» DATA TO PROCESS
┏━━

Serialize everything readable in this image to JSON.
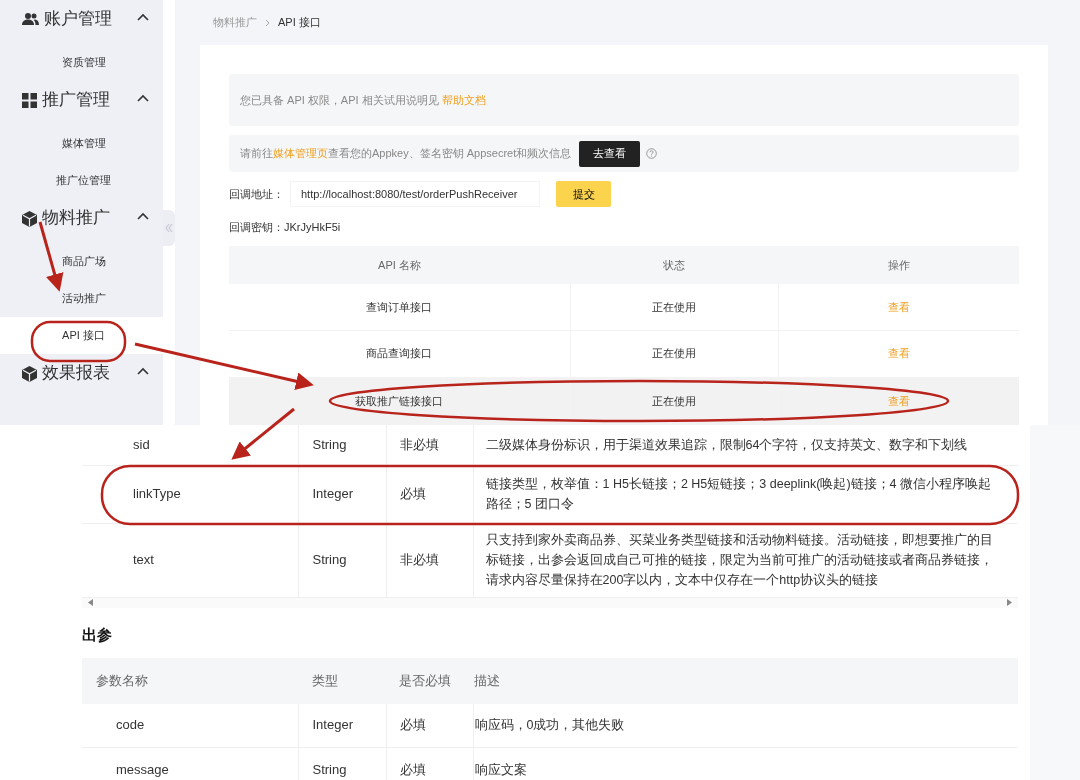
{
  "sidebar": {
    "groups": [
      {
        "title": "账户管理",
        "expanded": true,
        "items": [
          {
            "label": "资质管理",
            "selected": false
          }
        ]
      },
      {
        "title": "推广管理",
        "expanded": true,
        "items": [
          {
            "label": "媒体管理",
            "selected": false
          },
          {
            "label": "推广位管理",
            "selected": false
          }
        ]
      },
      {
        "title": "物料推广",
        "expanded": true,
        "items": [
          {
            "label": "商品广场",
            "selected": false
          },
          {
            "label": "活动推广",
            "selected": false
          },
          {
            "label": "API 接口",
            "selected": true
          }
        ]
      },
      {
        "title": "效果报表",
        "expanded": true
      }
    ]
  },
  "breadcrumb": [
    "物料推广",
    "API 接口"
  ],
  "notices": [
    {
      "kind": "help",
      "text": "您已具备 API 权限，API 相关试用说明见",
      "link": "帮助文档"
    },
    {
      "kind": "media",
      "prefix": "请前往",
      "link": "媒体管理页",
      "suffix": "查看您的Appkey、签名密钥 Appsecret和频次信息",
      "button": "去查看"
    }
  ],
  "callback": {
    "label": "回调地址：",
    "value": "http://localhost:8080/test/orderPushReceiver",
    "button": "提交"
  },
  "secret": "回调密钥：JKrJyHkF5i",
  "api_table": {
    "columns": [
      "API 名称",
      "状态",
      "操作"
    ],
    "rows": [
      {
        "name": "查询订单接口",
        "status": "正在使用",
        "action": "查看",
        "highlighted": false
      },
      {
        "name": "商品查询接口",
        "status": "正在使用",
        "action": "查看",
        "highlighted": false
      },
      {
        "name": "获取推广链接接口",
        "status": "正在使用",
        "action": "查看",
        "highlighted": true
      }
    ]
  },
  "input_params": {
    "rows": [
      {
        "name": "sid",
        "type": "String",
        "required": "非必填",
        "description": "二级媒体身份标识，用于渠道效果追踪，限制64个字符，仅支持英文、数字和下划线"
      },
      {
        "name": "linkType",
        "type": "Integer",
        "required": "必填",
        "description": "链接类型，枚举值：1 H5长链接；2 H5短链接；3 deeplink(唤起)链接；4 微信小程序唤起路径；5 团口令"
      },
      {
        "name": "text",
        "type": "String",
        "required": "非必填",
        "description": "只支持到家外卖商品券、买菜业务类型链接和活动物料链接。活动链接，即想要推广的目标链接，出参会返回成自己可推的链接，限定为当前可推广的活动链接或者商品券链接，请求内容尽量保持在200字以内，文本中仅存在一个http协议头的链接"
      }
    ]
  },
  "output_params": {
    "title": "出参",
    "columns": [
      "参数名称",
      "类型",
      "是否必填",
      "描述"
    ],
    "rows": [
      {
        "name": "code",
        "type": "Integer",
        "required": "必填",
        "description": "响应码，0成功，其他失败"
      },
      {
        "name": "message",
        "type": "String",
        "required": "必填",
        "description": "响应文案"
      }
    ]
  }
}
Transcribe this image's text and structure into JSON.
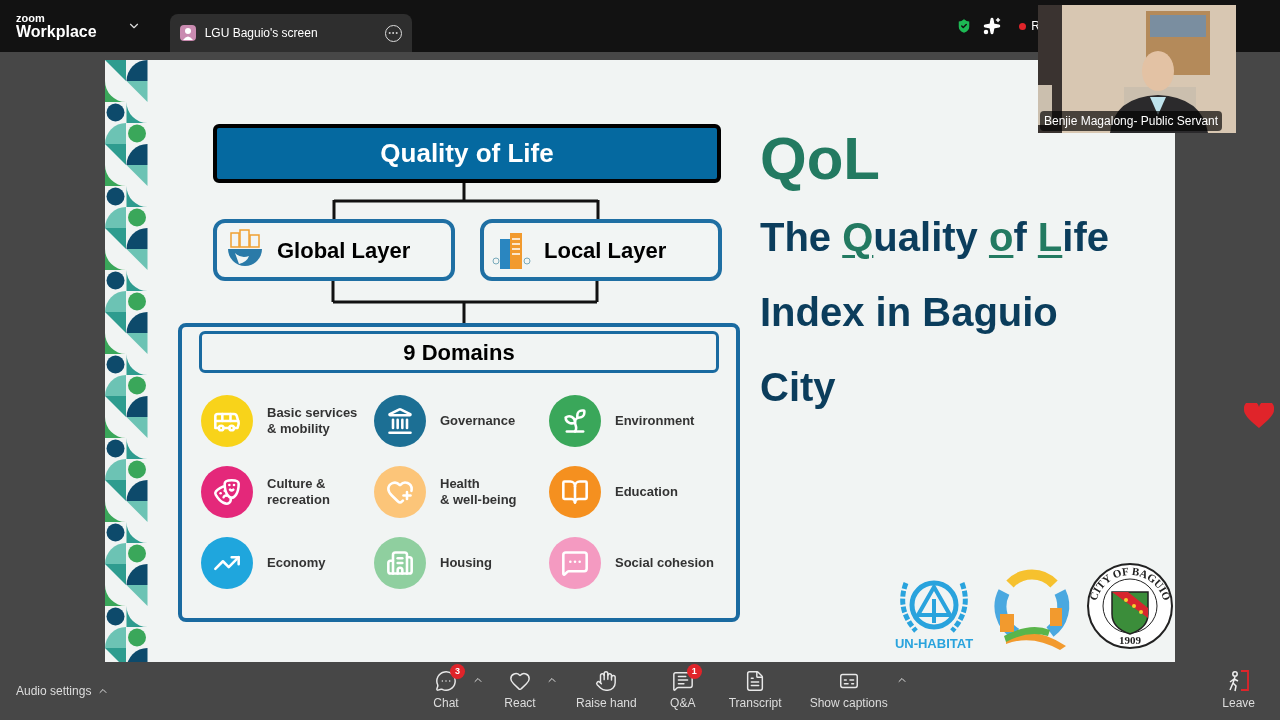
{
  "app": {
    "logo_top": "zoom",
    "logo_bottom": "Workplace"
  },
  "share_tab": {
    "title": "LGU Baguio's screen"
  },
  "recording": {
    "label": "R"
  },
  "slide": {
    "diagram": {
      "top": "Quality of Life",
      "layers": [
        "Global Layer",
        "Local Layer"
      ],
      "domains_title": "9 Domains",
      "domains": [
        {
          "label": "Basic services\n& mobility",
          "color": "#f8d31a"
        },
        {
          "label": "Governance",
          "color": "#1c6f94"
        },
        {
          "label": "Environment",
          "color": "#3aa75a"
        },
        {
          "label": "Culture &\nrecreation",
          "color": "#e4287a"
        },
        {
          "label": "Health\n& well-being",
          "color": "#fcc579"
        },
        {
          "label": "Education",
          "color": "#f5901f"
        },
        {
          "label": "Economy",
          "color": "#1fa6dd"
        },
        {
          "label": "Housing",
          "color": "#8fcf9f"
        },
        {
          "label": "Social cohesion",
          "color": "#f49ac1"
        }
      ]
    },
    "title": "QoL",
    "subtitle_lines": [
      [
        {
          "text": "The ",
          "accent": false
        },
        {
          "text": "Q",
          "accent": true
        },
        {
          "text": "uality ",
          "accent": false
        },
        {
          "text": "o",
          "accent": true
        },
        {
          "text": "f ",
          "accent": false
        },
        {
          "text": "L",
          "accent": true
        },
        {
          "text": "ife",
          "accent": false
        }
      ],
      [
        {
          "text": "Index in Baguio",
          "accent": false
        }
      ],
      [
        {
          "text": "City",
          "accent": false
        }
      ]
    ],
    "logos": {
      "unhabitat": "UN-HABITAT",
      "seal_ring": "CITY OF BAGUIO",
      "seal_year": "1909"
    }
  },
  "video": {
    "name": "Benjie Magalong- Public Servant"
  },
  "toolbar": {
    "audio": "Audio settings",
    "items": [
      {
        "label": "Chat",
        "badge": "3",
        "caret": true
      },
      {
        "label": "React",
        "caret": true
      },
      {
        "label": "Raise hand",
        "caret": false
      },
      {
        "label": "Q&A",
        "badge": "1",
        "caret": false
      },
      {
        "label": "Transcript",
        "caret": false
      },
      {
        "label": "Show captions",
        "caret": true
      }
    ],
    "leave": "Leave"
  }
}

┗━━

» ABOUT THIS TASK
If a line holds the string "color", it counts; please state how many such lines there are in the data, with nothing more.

» OUTPUT FOR THIS EXERCISE
9